All the major songs from the film are here and so familiar that there isn’t a lot of elaboration needed other than to give the titles. Belushi and Aykroyd provide lead vocals on 7 of the 11 songs on the soundtrack, including “She Caught the Caty”, “Gimme Some Lovin’”, “Shake Your Tailfeather” (Ray Charles joins them on this one), “Everybody Needs Somebody to Love”, “Theme from Rawhide” (from the film’s country western bar scene), “Sweet Home Chicago” and “Jailhouse Rock”. All are played with great energy by the stars as well as the distinguished blues band that they put together for the film.
In addition to Ray Charles’ vocals on “Shake Your Tailfeather”, the other star turns on the album include James Brown with “The Old Landmark”, Aretha Franklin performing “Think”, and Cab Calloway’s “Minnie The Moocher”. Of course, all three songs are available elsewhere too, but the versions performed for the film are great arrangements.
The only instrumental on the album is an arrangement of Henry Mancini’s “Peter Gunn Theme” that was used in the film. Elmer Bernstein provided a very small amount of original score for the film (mainly what was commonly called the “God Music”), but it is unfortunately not present on the CD.
Blues Brothers 2000 (Various, 1998): The much-belated sequel to The Blues Brothers definitely isn’t as good a film as the first one, and was a fairly famous box-office bomb, but both the film and the soundtrack album contains darned good music. While the first soundtrack may be a bit more accessible due to its use of very familiar songs, the sequel’s soundtrack is perhaps richer. For one thing, the original film’s soundtrack came out in the LP/cassette era while the sequel soundtrack originated on CD. Because of this, the sequel album runs 20 minutes longer and contains 7 more songs than the original.

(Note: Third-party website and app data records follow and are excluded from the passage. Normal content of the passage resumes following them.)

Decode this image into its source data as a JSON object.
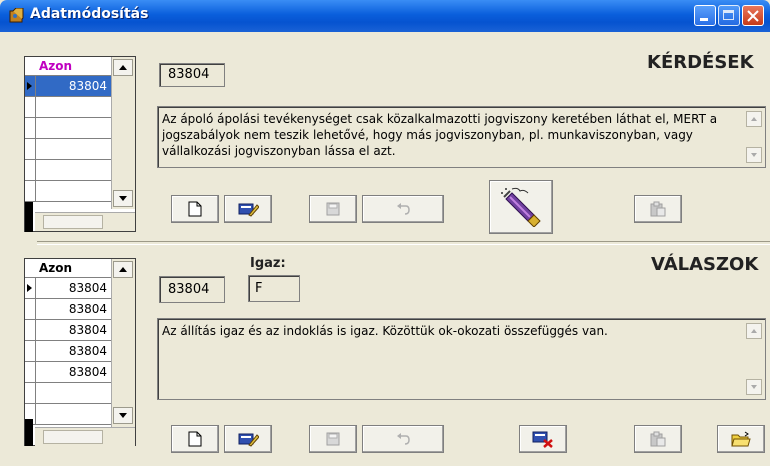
{
  "window": {
    "title": "Adatmódosítás",
    "accent": "#0a5fdc"
  },
  "questions": {
    "section_title": "KÉRDÉSEK",
    "grid_header": "Azon",
    "grid_header_color": "#c000c0",
    "rows": [
      "83804"
    ],
    "id_value": "83804",
    "text": "Az ápoló ápolási tevékenységet csak közalkalmazotti jogviszony keretében láthat el, MERT a jogszabályok nem teszik lehetővé, hogy más jogviszonyban, pl. munkaviszonyban, vagy vállalkozási jogviszonyban lássa el azt.",
    "buttons": [
      "new-icon",
      "edit-icon",
      "save-icon",
      "undo-icon",
      "spray-icon",
      "paste-icon"
    ]
  },
  "answers": {
    "section_title": "VÁLASZOK",
    "grid_header": "Azon",
    "rows": [
      "83804",
      "83804",
      "83804",
      "83804",
      "83804"
    ],
    "id_value": "83804",
    "igaz_label": "Igaz:",
    "igaz_value": "F",
    "text": "Az állítás igaz és az indoklás is igaz. Közöttük ok-okozati összefüggés van.",
    "buttons": [
      "new-icon",
      "edit-icon",
      "save-icon",
      "undo-icon",
      "delete-icon",
      "paste-icon",
      "open-folder-icon"
    ]
  }
}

Of course, the obvious gap in the sequel is the absence of the late John Belushi. Replacing Belushi as Dan Aykroyd’s new partner in the sequel was John Goodman, who certainly does bring quite a bit to the role. Even still, Belushi’s deadpan delivery and surprisingly strong vocal skills are missed on the sequel soundtrack. Goodman’s best showcase on the album is his lead vocals on “Ghost Riders In the Sky”, performed during a scene that paralleled the “Rawhide” scene from the first film. Joe Morton also appears as a lost brother. He is the villain during the first part of the film, but eventually joins the band and participates in the last few songs.
On the sequel, Paul Shaffer serves as the music director, reprising the role he played on the original SNL sketches and late 70s tour, although he was unavailable to work on the first film. Shaffer really leverages the musical contacts that he has made over the course of his long career, particularly his very long run as David Letterman’s band leader, and manages to bring in an extremely impressive, all-star cast of musicians.
Aretha Franklin once again appears on this album, this time performing “Respect”, which is possibly her best known song. James Brown appeared in the film again, but does not have a song on the album. Some of the other big name musicians to appear include Shaffer, John Popper and Blues Traveler, Wilson Pickett, Sam Moore, Erykah Badu, and Dr. John.
For the film’s big “Battle of the Bands” finale, the Blues Brothers face off against a group named The Louisiana Gator Boys, which is an all-star band including such performers as B.B. King, Eric Clapton, Clarence Clemons, Bo Diddley, Isaac Hayes, Lou Rawls, Steve Winwood, Travis Tritt, Grover Washington, Jr., and others. This super group performs the song “How Blue Can You Get?” and then joins the Blues Brothers and their band for “New Orleans”, which closes the album.